They turned to me, eyes pleading, hands clasped in front of their chests, still clinging to their own miniature shammies. Salesman smiled easily. He knew he had won.

"How many would you like?" he asked smoothly. I was a little irritated because I felt tricked. And I felt like I had somehow let my children be used by this man. And I knew the kids were going to bug me about this forever.

I reasoned with myself:

1. I had, indeed, wanted Shammies, for hubby for Father's Day, and had looked at the TV offer and online.
2. His price was, indeed, cheaper than either other option.
3. His price was even cheaper than E-Bay.
4. His price was cheaper than Target or Wal-Mart.
5. And (the clincher) my kids thought they were a miracle worthy of being canonized by the Catholic church.

"OK," I relented. "Give me the blue ones."

Salesman smiled easily. My children were (literally) jumping up and down with glee.

As we walked away, my three children were stroking my back, hugging my arm and jumping up and down: "Thank you, mommy. Oh, thank you! You are the BEST mommy EVER!" (Hah! I thought, that's not what they were saying 10 minutes ago when I refused to buy the 1/2 priced stuffed animal at the Disney Store. But, hey, I took the adulations anyway.)

I wonder if all children raised in today's society have similar reactions to being sold. Are they so used to being besieged by television, magazines, peers and even the Salesman at the kiosk in the mall that they don't know how to discern what they want versus what they need? Or is it just my children who crave "the sales pitch"?

I'm trying to teach my kids to ask questions, to evaluate the product, the idea or the statement. I want them to know the pros and cons of making a purchase, a decision or taking a side. How do I do that when my values and ideals stand so squarely in opposition with most of what's out there? I can have them listen to Christian music, take them to church, and sanitize my home from all of the "junk." But they live in the real world and are confronted with the stuff every time they step foot out of my house.

So, I continue to try to educate. I ask them questions. I encourage them to ask me questions. And I am always as (appropriately) truthful with them as I can possibly be.

My fears are double-edged, you see. For as much as I worry about them being taken in by the world now, I worry more that they will rebel against all of the things we value as they turn into "free-thinking teenagers." I worry that the tattoos will become too enticing, the piercings will be too "cool." I fidget when I consider that they may like hanging out with the "bad" kids, because it makes them feel "mature." And I can't even begin to think of the drugs and sex issues without breaking into hives.

I hope to be able to look back at this time in years to come and laugh at the very idea of worrying over such fine, upstanding young men and women. But for now, I am cautiously optimistic.

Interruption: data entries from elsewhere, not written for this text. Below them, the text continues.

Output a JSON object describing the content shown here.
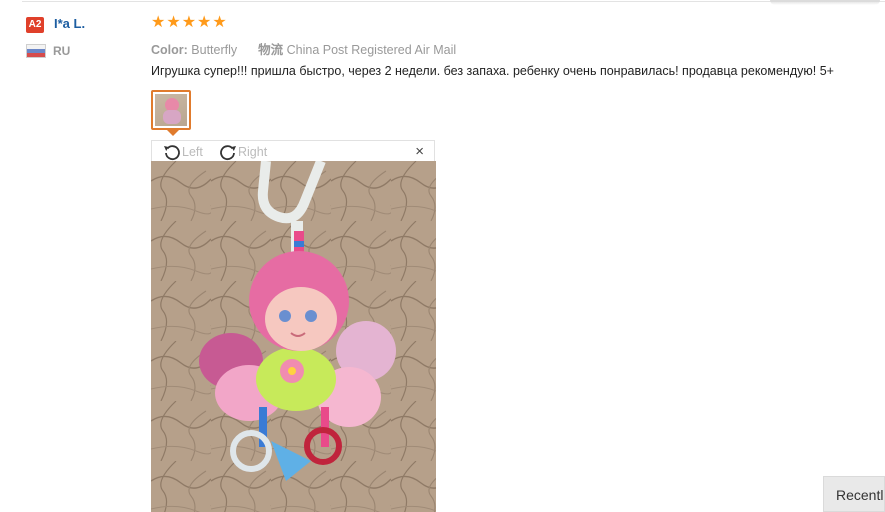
{
  "reviewer": {
    "level": "A2",
    "name": "I*a L.",
    "country": "RU",
    "flag_colors": [
      "#f3f3f3",
      "#6b86c7",
      "#d64c4c"
    ]
  },
  "review": {
    "rating": 5,
    "star_color": "#ff9a1a",
    "color_label": "Color:",
    "color_value": "Butterfly",
    "shipping_label": "物流",
    "shipping_value": "China Post Registered Air Mail",
    "text": "Игрушка супер!!! пришла быстро, через 2 недели. без запаха. ребенку очень понравилась! продавца рекомендую! 5+"
  },
  "viewer": {
    "rotate_left_label": "Left",
    "rotate_right_label": "Right",
    "close_symbol": "×",
    "icons": [
      "rotate-left-icon",
      "rotate-right-icon",
      "close-icon"
    ]
  },
  "sidebar_tab": {
    "label": "Recentl"
  }
}
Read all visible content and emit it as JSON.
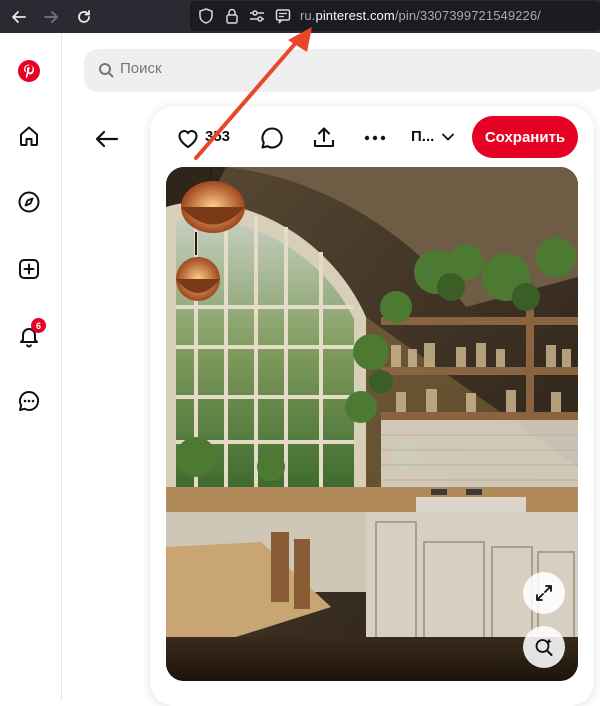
{
  "browser": {
    "url_prefix": "ru.",
    "url_domain": "pinterest.com",
    "url_path": "/pin/3307399721549226/"
  },
  "sidebar": {
    "items": [
      {
        "name": "pinterest-logo-icon"
      },
      {
        "name": "home-icon"
      },
      {
        "name": "explore-compass-icon"
      },
      {
        "name": "create-plus-icon"
      },
      {
        "name": "notifications-bell-icon",
        "badge": "6"
      },
      {
        "name": "messages-icon"
      }
    ]
  },
  "search": {
    "placeholder": "Поиск"
  },
  "pin": {
    "like_count": "353",
    "board_name": "П...",
    "save_label": "Сохранить"
  },
  "colors": {
    "accent": "#e60023",
    "annotation_arrow": "#e8472b",
    "browser_chrome": "#2b2a33"
  }
}
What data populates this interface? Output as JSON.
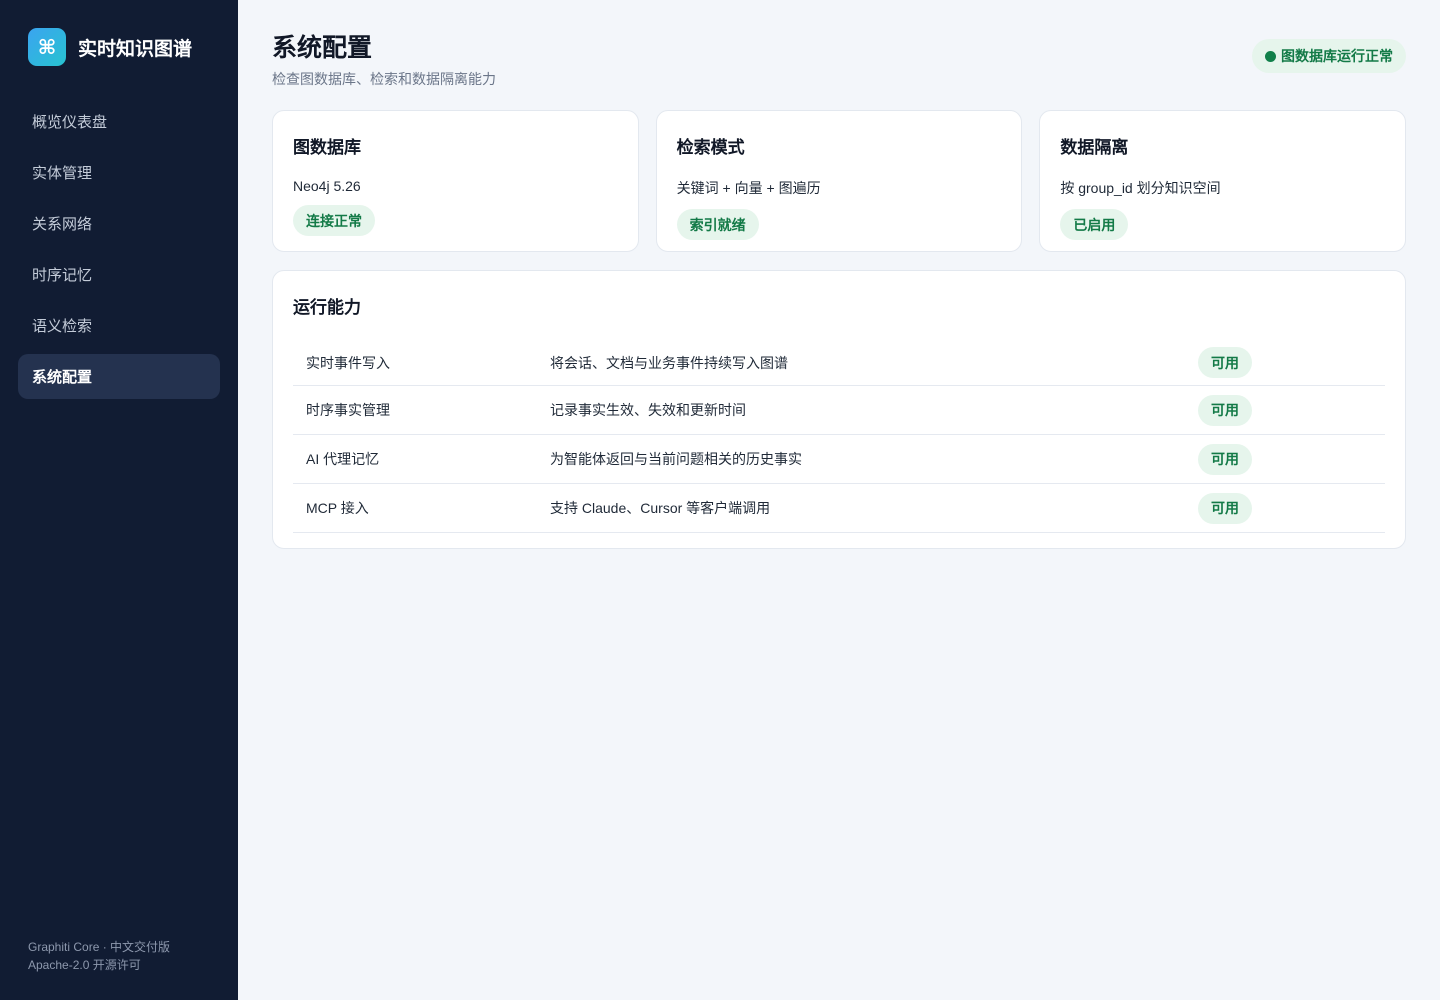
{
  "sidebar": {
    "brand_icon": "command-icon",
    "brand_glyph": "⌘",
    "brand_name": "实时知识图谱",
    "items": [
      {
        "label": "概览仪表盘"
      },
      {
        "label": "实体管理"
      },
      {
        "label": "关系网络"
      },
      {
        "label": "时序记忆"
      },
      {
        "label": "语义检索"
      },
      {
        "label": "系统配置",
        "active": true
      }
    ],
    "footer_line1": "Graphiti Core · 中文交付版",
    "footer_line2": "Apache-2.0 开源许可"
  },
  "header": {
    "title": "系统配置",
    "subtitle": "检查图数据库、检索和数据隔离能力",
    "status": "图数据库运行正常"
  },
  "cards": [
    {
      "title": "图数据库",
      "value": "Neo4j 5.26",
      "badge": "连接正常"
    },
    {
      "title": "检索模式",
      "value": "关键词 + 向量 + 图遍历",
      "badge": "索引就绪"
    },
    {
      "title": "数据隔离",
      "value": "按 group_id 划分知识空间",
      "badge": "已启用"
    }
  ],
  "capabilities": {
    "title": "运行能力",
    "rows": [
      {
        "name": "实时事件写入",
        "desc": "将会话、文档与业务事件持续写入图谱",
        "status": "可用"
      },
      {
        "name": "时序事实管理",
        "desc": "记录事实生效、失效和更新时间",
        "status": "可用"
      },
      {
        "name": "AI 代理记忆",
        "desc": "为智能体返回与当前问题相关的历史事实",
        "status": "可用"
      },
      {
        "name": "MCP 接入",
        "desc": "支持 Claude、Cursor 等客户端调用",
        "status": "可用"
      }
    ]
  },
  "colors": {
    "sidebar_bg": "#111c33",
    "accent_green": "#137a47",
    "badge_bg": "#e6f5ec",
    "page_bg": "#f3f6fa"
  }
}
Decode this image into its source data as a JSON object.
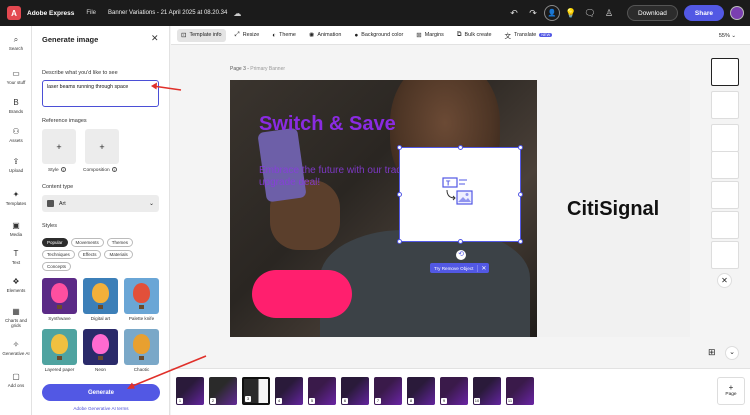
{
  "topbar": {
    "app_name": "Adobe Express",
    "menu_file": "File",
    "doc_title": "Banner Variations - 21 April 2025 at 08.20.34",
    "download_label": "Download",
    "share_label": "Share"
  },
  "rail": [
    {
      "label": "Search",
      "icon": "⌕"
    },
    {
      "label": "Your stuff",
      "icon": "▭"
    },
    {
      "label": "Brands",
      "icon": "B"
    },
    {
      "label": "Assets",
      "icon": "⚇"
    },
    {
      "label": "Upload",
      "icon": "⇪"
    },
    {
      "label": "Templates",
      "icon": "✦"
    },
    {
      "label": "Media",
      "icon": "▣"
    },
    {
      "label": "Text",
      "icon": "T"
    },
    {
      "label": "Elements",
      "icon": "❖"
    },
    {
      "label": "Charts and grids",
      "icon": "▦"
    },
    {
      "label": "Generative AI",
      "icon": "✧"
    },
    {
      "label": "Add ons",
      "icon": "▢"
    }
  ],
  "panel": {
    "title": "Generate image",
    "prompt_label": "Describe what you'd like to see",
    "prompt_value": "laser beams running through space",
    "reference_label": "Reference images",
    "style_cap": "Style",
    "composition_cap": "Composition",
    "content_type_label": "Content type",
    "content_type_value": "Art",
    "styles_label": "Styles",
    "style_tabs": [
      "Popular",
      "Movements",
      "Themes",
      "Techniques",
      "Effects",
      "Materials",
      "Concepts"
    ],
    "style_thumbs": [
      {
        "name": "Synthwave",
        "bg": "#5b2a86",
        "balloon": "#ff4fa0"
      },
      {
        "name": "Digital art",
        "bg": "#3c7fb8",
        "balloon": "#f2b03a"
      },
      {
        "name": "Palette knife",
        "bg": "#6aa6d6",
        "balloon": "#e2503a"
      },
      {
        "name": "Layered paper",
        "bg": "#4fa3a0",
        "balloon": "#f0c040"
      },
      {
        "name": "Neon",
        "bg": "#2a2a6a",
        "balloon": "#ff6ad0"
      },
      {
        "name": "Chaotic",
        "bg": "#7aa8c8",
        "balloon": "#e8a030"
      }
    ],
    "generate_label": "Generate",
    "terms_label": "Adobe Generative AI terms"
  },
  "toolbar": {
    "tools": [
      {
        "label": "Template info",
        "icon": "⊡"
      },
      {
        "label": "Resize",
        "icon": "⤢"
      },
      {
        "label": "Theme",
        "icon": "◐"
      },
      {
        "label": "Animation",
        "icon": "✺"
      },
      {
        "label": "Background color",
        "icon": "●"
      },
      {
        "label": "Margins",
        "icon": "⊞"
      },
      {
        "label": "Bulk create",
        "icon": "⧉"
      },
      {
        "label": "Translate",
        "icon": "文"
      }
    ],
    "new_badge": "NEW",
    "zoom": "55%"
  },
  "canvas": {
    "page_label": "Page 3 - ",
    "page_sub": "Primary Banner",
    "headline": "Switch & Save",
    "subline": "Embrace the future with our trade-in upgrade deal!",
    "brand": "CitiSignal",
    "try_remove_label": "Try Remove Object"
  },
  "filmstrip": {
    "pages": [
      "1",
      "2",
      "3",
      "4",
      "5",
      "6",
      "7",
      "8",
      "9",
      "10",
      "11"
    ],
    "add_page_label": "Page"
  },
  "colors": {
    "accent": "#5258e4",
    "headline": "#8a2be2",
    "pill": "#ff1f6e",
    "annotation_arrow": "#e0302a"
  }
}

And (*bonus*) I have some really cool Super Shammies that will pick up spills, last for five years and clean glass without scratching.

AND, my kids think I'm cool (for the moment) for owning such miracles of modern science. So, maybe Salesman wasn't the only one who came out a winner tonight...

1 comment:

ThePrincessMommy said...

Very good! But . . . does it really work?